> _ABOUT THIS TASK_
Every line of the data must appear again in the answer, exactly as written.

== RECORDS TO PROCESS

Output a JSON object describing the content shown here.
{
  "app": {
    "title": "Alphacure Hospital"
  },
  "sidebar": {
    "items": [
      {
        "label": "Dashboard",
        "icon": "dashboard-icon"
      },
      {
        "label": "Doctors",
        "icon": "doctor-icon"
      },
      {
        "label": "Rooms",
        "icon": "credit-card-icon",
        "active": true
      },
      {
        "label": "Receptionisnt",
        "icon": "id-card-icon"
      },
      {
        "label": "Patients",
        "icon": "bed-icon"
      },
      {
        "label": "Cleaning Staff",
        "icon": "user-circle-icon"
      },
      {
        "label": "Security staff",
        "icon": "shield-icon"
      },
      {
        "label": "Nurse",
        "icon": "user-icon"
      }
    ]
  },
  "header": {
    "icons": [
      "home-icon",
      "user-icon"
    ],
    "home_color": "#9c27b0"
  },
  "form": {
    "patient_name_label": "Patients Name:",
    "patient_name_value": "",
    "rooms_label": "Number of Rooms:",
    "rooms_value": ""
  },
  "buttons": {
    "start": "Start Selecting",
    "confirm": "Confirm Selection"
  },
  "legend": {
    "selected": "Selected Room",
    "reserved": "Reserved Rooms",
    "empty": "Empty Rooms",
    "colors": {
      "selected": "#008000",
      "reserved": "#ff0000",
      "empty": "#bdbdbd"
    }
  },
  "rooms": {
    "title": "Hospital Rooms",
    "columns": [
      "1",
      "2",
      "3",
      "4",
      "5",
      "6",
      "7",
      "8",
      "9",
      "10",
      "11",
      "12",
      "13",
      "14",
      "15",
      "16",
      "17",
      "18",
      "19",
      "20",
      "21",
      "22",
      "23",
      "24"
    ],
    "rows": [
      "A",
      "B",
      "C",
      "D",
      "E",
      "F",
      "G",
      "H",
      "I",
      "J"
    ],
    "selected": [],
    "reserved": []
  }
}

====

> _WRITTEN ANSWER_
Output a JSON object describing the content shown here.
{
  "app": {
    "title": "Alphacure Hospital"
  },
  "sidebar": {
    "items": [
      {
        "label": "Dashboard",
        "icon": "dashboard-icon"
      },
      {
        "label": "Doctors",
        "icon": "doctor-icon"
      },
      {
        "label": "Rooms",
        "icon": "credit-card-icon",
        "active": true
      },
      {
        "label": "Receptionisnt",
        "icon": "id-card-icon"
      },
      {
        "label": "Patients",
        "icon": "bed-icon"
      },
      {
        "label": "Cleaning Staff",
        "icon": "user-circle-icon"
      },
      {
        "label": "Security staff",
        "icon": "shield-icon"
      },
      {
        "label": "Nurse",
        "icon": "user-icon"
      }
    ]
  },
  "header": {
    "icons": [
      "home-icon",
      "user-icon"
    ],
    "home_color": "#9c27b0"
  },
  "form": {
    "patient_name_label": "Patients Name:",
    "patient_name_value": "",
    "rooms_label": "Number of Rooms:",
    "rooms_value": ""
  },
  "buttons": {
    "start": "Start Selecting",
    "confirm": "Confirm Selection"
  },
  "legend": {
    "selected": "Selected Room",
    "reserved": "Reserved Rooms",
    "empty": "Empty Rooms",
    "colors": {
      "selected": "#008000",
      "reserved": "#ff0000",
      "empty": "#bdbdbd"
    }
  },
  "rooms": {
    "title": "Hospital Rooms",
    "columns": [
      "1",
      "2",
      "3",
      "4",
      "5",
      "6",
      "7",
      "8",
      "9",
      "10",
      "11",
      "12",
      "13",
      "14",
      "15",
      "16",
      "17",
      "18",
      "19",
      "20",
      "21",
      "22",
      "23",
      "24"
    ],
    "rows": [
      "A",
      "B",
      "C",
      "D",
      "E",
      "F",
      "G",
      "H",
      "I",
      "J"
    ],
    "selected": [],
    "reserved": []
  }
}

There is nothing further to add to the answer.